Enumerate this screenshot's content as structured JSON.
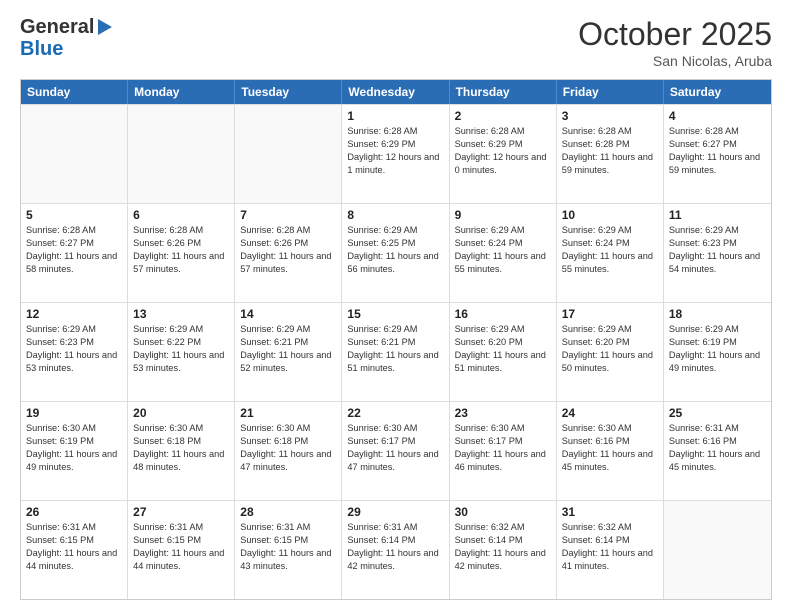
{
  "logo": {
    "line1": "General",
    "line2": "Blue"
  },
  "title": "October 2025",
  "subtitle": "San Nicolas, Aruba",
  "headers": [
    "Sunday",
    "Monday",
    "Tuesday",
    "Wednesday",
    "Thursday",
    "Friday",
    "Saturday"
  ],
  "weeks": [
    [
      {
        "day": "",
        "sunrise": "",
        "sunset": "",
        "daylight": ""
      },
      {
        "day": "",
        "sunrise": "",
        "sunset": "",
        "daylight": ""
      },
      {
        "day": "",
        "sunrise": "",
        "sunset": "",
        "daylight": ""
      },
      {
        "day": "1",
        "sunrise": "Sunrise: 6:28 AM",
        "sunset": "Sunset: 6:29 PM",
        "daylight": "Daylight: 12 hours and 1 minute."
      },
      {
        "day": "2",
        "sunrise": "Sunrise: 6:28 AM",
        "sunset": "Sunset: 6:29 PM",
        "daylight": "Daylight: 12 hours and 0 minutes."
      },
      {
        "day": "3",
        "sunrise": "Sunrise: 6:28 AM",
        "sunset": "Sunset: 6:28 PM",
        "daylight": "Daylight: 11 hours and 59 minutes."
      },
      {
        "day": "4",
        "sunrise": "Sunrise: 6:28 AM",
        "sunset": "Sunset: 6:27 PM",
        "daylight": "Daylight: 11 hours and 59 minutes."
      }
    ],
    [
      {
        "day": "5",
        "sunrise": "Sunrise: 6:28 AM",
        "sunset": "Sunset: 6:27 PM",
        "daylight": "Daylight: 11 hours and 58 minutes."
      },
      {
        "day": "6",
        "sunrise": "Sunrise: 6:28 AM",
        "sunset": "Sunset: 6:26 PM",
        "daylight": "Daylight: 11 hours and 57 minutes."
      },
      {
        "day": "7",
        "sunrise": "Sunrise: 6:28 AM",
        "sunset": "Sunset: 6:26 PM",
        "daylight": "Daylight: 11 hours and 57 minutes."
      },
      {
        "day": "8",
        "sunrise": "Sunrise: 6:29 AM",
        "sunset": "Sunset: 6:25 PM",
        "daylight": "Daylight: 11 hours and 56 minutes."
      },
      {
        "day": "9",
        "sunrise": "Sunrise: 6:29 AM",
        "sunset": "Sunset: 6:24 PM",
        "daylight": "Daylight: 11 hours and 55 minutes."
      },
      {
        "day": "10",
        "sunrise": "Sunrise: 6:29 AM",
        "sunset": "Sunset: 6:24 PM",
        "daylight": "Daylight: 11 hours and 55 minutes."
      },
      {
        "day": "11",
        "sunrise": "Sunrise: 6:29 AM",
        "sunset": "Sunset: 6:23 PM",
        "daylight": "Daylight: 11 hours and 54 minutes."
      }
    ],
    [
      {
        "day": "12",
        "sunrise": "Sunrise: 6:29 AM",
        "sunset": "Sunset: 6:23 PM",
        "daylight": "Daylight: 11 hours and 53 minutes."
      },
      {
        "day": "13",
        "sunrise": "Sunrise: 6:29 AM",
        "sunset": "Sunset: 6:22 PM",
        "daylight": "Daylight: 11 hours and 53 minutes."
      },
      {
        "day": "14",
        "sunrise": "Sunrise: 6:29 AM",
        "sunset": "Sunset: 6:21 PM",
        "daylight": "Daylight: 11 hours and 52 minutes."
      },
      {
        "day": "15",
        "sunrise": "Sunrise: 6:29 AM",
        "sunset": "Sunset: 6:21 PM",
        "daylight": "Daylight: 11 hours and 51 minutes."
      },
      {
        "day": "16",
        "sunrise": "Sunrise: 6:29 AM",
        "sunset": "Sunset: 6:20 PM",
        "daylight": "Daylight: 11 hours and 51 minutes."
      },
      {
        "day": "17",
        "sunrise": "Sunrise: 6:29 AM",
        "sunset": "Sunset: 6:20 PM",
        "daylight": "Daylight: 11 hours and 50 minutes."
      },
      {
        "day": "18",
        "sunrise": "Sunrise: 6:29 AM",
        "sunset": "Sunset: 6:19 PM",
        "daylight": "Daylight: 11 hours and 49 minutes."
      }
    ],
    [
      {
        "day": "19",
        "sunrise": "Sunrise: 6:30 AM",
        "sunset": "Sunset: 6:19 PM",
        "daylight": "Daylight: 11 hours and 49 minutes."
      },
      {
        "day": "20",
        "sunrise": "Sunrise: 6:30 AM",
        "sunset": "Sunset: 6:18 PM",
        "daylight": "Daylight: 11 hours and 48 minutes."
      },
      {
        "day": "21",
        "sunrise": "Sunrise: 6:30 AM",
        "sunset": "Sunset: 6:18 PM",
        "daylight": "Daylight: 11 hours and 47 minutes."
      },
      {
        "day": "22",
        "sunrise": "Sunrise: 6:30 AM",
        "sunset": "Sunset: 6:17 PM",
        "daylight": "Daylight: 11 hours and 47 minutes."
      },
      {
        "day": "23",
        "sunrise": "Sunrise: 6:30 AM",
        "sunset": "Sunset: 6:17 PM",
        "daylight": "Daylight: 11 hours and 46 minutes."
      },
      {
        "day": "24",
        "sunrise": "Sunrise: 6:30 AM",
        "sunset": "Sunset: 6:16 PM",
        "daylight": "Daylight: 11 hours and 45 minutes."
      },
      {
        "day": "25",
        "sunrise": "Sunrise: 6:31 AM",
        "sunset": "Sunset: 6:16 PM",
        "daylight": "Daylight: 11 hours and 45 minutes."
      }
    ],
    [
      {
        "day": "26",
        "sunrise": "Sunrise: 6:31 AM",
        "sunset": "Sunset: 6:15 PM",
        "daylight": "Daylight: 11 hours and 44 minutes."
      },
      {
        "day": "27",
        "sunrise": "Sunrise: 6:31 AM",
        "sunset": "Sunset: 6:15 PM",
        "daylight": "Daylight: 11 hours and 44 minutes."
      },
      {
        "day": "28",
        "sunrise": "Sunrise: 6:31 AM",
        "sunset": "Sunset: 6:15 PM",
        "daylight": "Daylight: 11 hours and 43 minutes."
      },
      {
        "day": "29",
        "sunrise": "Sunrise: 6:31 AM",
        "sunset": "Sunset: 6:14 PM",
        "daylight": "Daylight: 11 hours and 42 minutes."
      },
      {
        "day": "30",
        "sunrise": "Sunrise: 6:32 AM",
        "sunset": "Sunset: 6:14 PM",
        "daylight": "Daylight: 11 hours and 42 minutes."
      },
      {
        "day": "31",
        "sunrise": "Sunrise: 6:32 AM",
        "sunset": "Sunset: 6:14 PM",
        "daylight": "Daylight: 11 hours and 41 minutes."
      },
      {
        "day": "",
        "sunrise": "",
        "sunset": "",
        "daylight": ""
      }
    ]
  ]
}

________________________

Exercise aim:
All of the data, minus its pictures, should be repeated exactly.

Exercise result:
Enumerate this screenshot's content as structured JSON.
{
  "logo": {
    "line1": "General",
    "line2": "Blue"
  },
  "title": "October 2025",
  "subtitle": "San Nicolas, Aruba",
  "headers": [
    "Sunday",
    "Monday",
    "Tuesday",
    "Wednesday",
    "Thursday",
    "Friday",
    "Saturday"
  ],
  "weeks": [
    [
      {
        "day": "",
        "sunrise": "",
        "sunset": "",
        "daylight": ""
      },
      {
        "day": "",
        "sunrise": "",
        "sunset": "",
        "daylight": ""
      },
      {
        "day": "",
        "sunrise": "",
        "sunset": "",
        "daylight": ""
      },
      {
        "day": "1",
        "sunrise": "Sunrise: 6:28 AM",
        "sunset": "Sunset: 6:29 PM",
        "daylight": "Daylight: 12 hours and 1 minute."
      },
      {
        "day": "2",
        "sunrise": "Sunrise: 6:28 AM",
        "sunset": "Sunset: 6:29 PM",
        "daylight": "Daylight: 12 hours and 0 minutes."
      },
      {
        "day": "3",
        "sunrise": "Sunrise: 6:28 AM",
        "sunset": "Sunset: 6:28 PM",
        "daylight": "Daylight: 11 hours and 59 minutes."
      },
      {
        "day": "4",
        "sunrise": "Sunrise: 6:28 AM",
        "sunset": "Sunset: 6:27 PM",
        "daylight": "Daylight: 11 hours and 59 minutes."
      }
    ],
    [
      {
        "day": "5",
        "sunrise": "Sunrise: 6:28 AM",
        "sunset": "Sunset: 6:27 PM",
        "daylight": "Daylight: 11 hours and 58 minutes."
      },
      {
        "day": "6",
        "sunrise": "Sunrise: 6:28 AM",
        "sunset": "Sunset: 6:26 PM",
        "daylight": "Daylight: 11 hours and 57 minutes."
      },
      {
        "day": "7",
        "sunrise": "Sunrise: 6:28 AM",
        "sunset": "Sunset: 6:26 PM",
        "daylight": "Daylight: 11 hours and 57 minutes."
      },
      {
        "day": "8",
        "sunrise": "Sunrise: 6:29 AM",
        "sunset": "Sunset: 6:25 PM",
        "daylight": "Daylight: 11 hours and 56 minutes."
      },
      {
        "day": "9",
        "sunrise": "Sunrise: 6:29 AM",
        "sunset": "Sunset: 6:24 PM",
        "daylight": "Daylight: 11 hours and 55 minutes."
      },
      {
        "day": "10",
        "sunrise": "Sunrise: 6:29 AM",
        "sunset": "Sunset: 6:24 PM",
        "daylight": "Daylight: 11 hours and 55 minutes."
      },
      {
        "day": "11",
        "sunrise": "Sunrise: 6:29 AM",
        "sunset": "Sunset: 6:23 PM",
        "daylight": "Daylight: 11 hours and 54 minutes."
      }
    ],
    [
      {
        "day": "12",
        "sunrise": "Sunrise: 6:29 AM",
        "sunset": "Sunset: 6:23 PM",
        "daylight": "Daylight: 11 hours and 53 minutes."
      },
      {
        "day": "13",
        "sunrise": "Sunrise: 6:29 AM",
        "sunset": "Sunset: 6:22 PM",
        "daylight": "Daylight: 11 hours and 53 minutes."
      },
      {
        "day": "14",
        "sunrise": "Sunrise: 6:29 AM",
        "sunset": "Sunset: 6:21 PM",
        "daylight": "Daylight: 11 hours and 52 minutes."
      },
      {
        "day": "15",
        "sunrise": "Sunrise: 6:29 AM",
        "sunset": "Sunset: 6:21 PM",
        "daylight": "Daylight: 11 hours and 51 minutes."
      },
      {
        "day": "16",
        "sunrise": "Sunrise: 6:29 AM",
        "sunset": "Sunset: 6:20 PM",
        "daylight": "Daylight: 11 hours and 51 minutes."
      },
      {
        "day": "17",
        "sunrise": "Sunrise: 6:29 AM",
        "sunset": "Sunset: 6:20 PM",
        "daylight": "Daylight: 11 hours and 50 minutes."
      },
      {
        "day": "18",
        "sunrise": "Sunrise: 6:29 AM",
        "sunset": "Sunset: 6:19 PM",
        "daylight": "Daylight: 11 hours and 49 minutes."
      }
    ],
    [
      {
        "day": "19",
        "sunrise": "Sunrise: 6:30 AM",
        "sunset": "Sunset: 6:19 PM",
        "daylight": "Daylight: 11 hours and 49 minutes."
      },
      {
        "day": "20",
        "sunrise": "Sunrise: 6:30 AM",
        "sunset": "Sunset: 6:18 PM",
        "daylight": "Daylight: 11 hours and 48 minutes."
      },
      {
        "day": "21",
        "sunrise": "Sunrise: 6:30 AM",
        "sunset": "Sunset: 6:18 PM",
        "daylight": "Daylight: 11 hours and 47 minutes."
      },
      {
        "day": "22",
        "sunrise": "Sunrise: 6:30 AM",
        "sunset": "Sunset: 6:17 PM",
        "daylight": "Daylight: 11 hours and 47 minutes."
      },
      {
        "day": "23",
        "sunrise": "Sunrise: 6:30 AM",
        "sunset": "Sunset: 6:17 PM",
        "daylight": "Daylight: 11 hours and 46 minutes."
      },
      {
        "day": "24",
        "sunrise": "Sunrise: 6:30 AM",
        "sunset": "Sunset: 6:16 PM",
        "daylight": "Daylight: 11 hours and 45 minutes."
      },
      {
        "day": "25",
        "sunrise": "Sunrise: 6:31 AM",
        "sunset": "Sunset: 6:16 PM",
        "daylight": "Daylight: 11 hours and 45 minutes."
      }
    ],
    [
      {
        "day": "26",
        "sunrise": "Sunrise: 6:31 AM",
        "sunset": "Sunset: 6:15 PM",
        "daylight": "Daylight: 11 hours and 44 minutes."
      },
      {
        "day": "27",
        "sunrise": "Sunrise: 6:31 AM",
        "sunset": "Sunset: 6:15 PM",
        "daylight": "Daylight: 11 hours and 44 minutes."
      },
      {
        "day": "28",
        "sunrise": "Sunrise: 6:31 AM",
        "sunset": "Sunset: 6:15 PM",
        "daylight": "Daylight: 11 hours and 43 minutes."
      },
      {
        "day": "29",
        "sunrise": "Sunrise: 6:31 AM",
        "sunset": "Sunset: 6:14 PM",
        "daylight": "Daylight: 11 hours and 42 minutes."
      },
      {
        "day": "30",
        "sunrise": "Sunrise: 6:32 AM",
        "sunset": "Sunset: 6:14 PM",
        "daylight": "Daylight: 11 hours and 42 minutes."
      },
      {
        "day": "31",
        "sunrise": "Sunrise: 6:32 AM",
        "sunset": "Sunset: 6:14 PM",
        "daylight": "Daylight: 11 hours and 41 minutes."
      },
      {
        "day": "",
        "sunrise": "",
        "sunset": "",
        "daylight": ""
      }
    ]
  ]
}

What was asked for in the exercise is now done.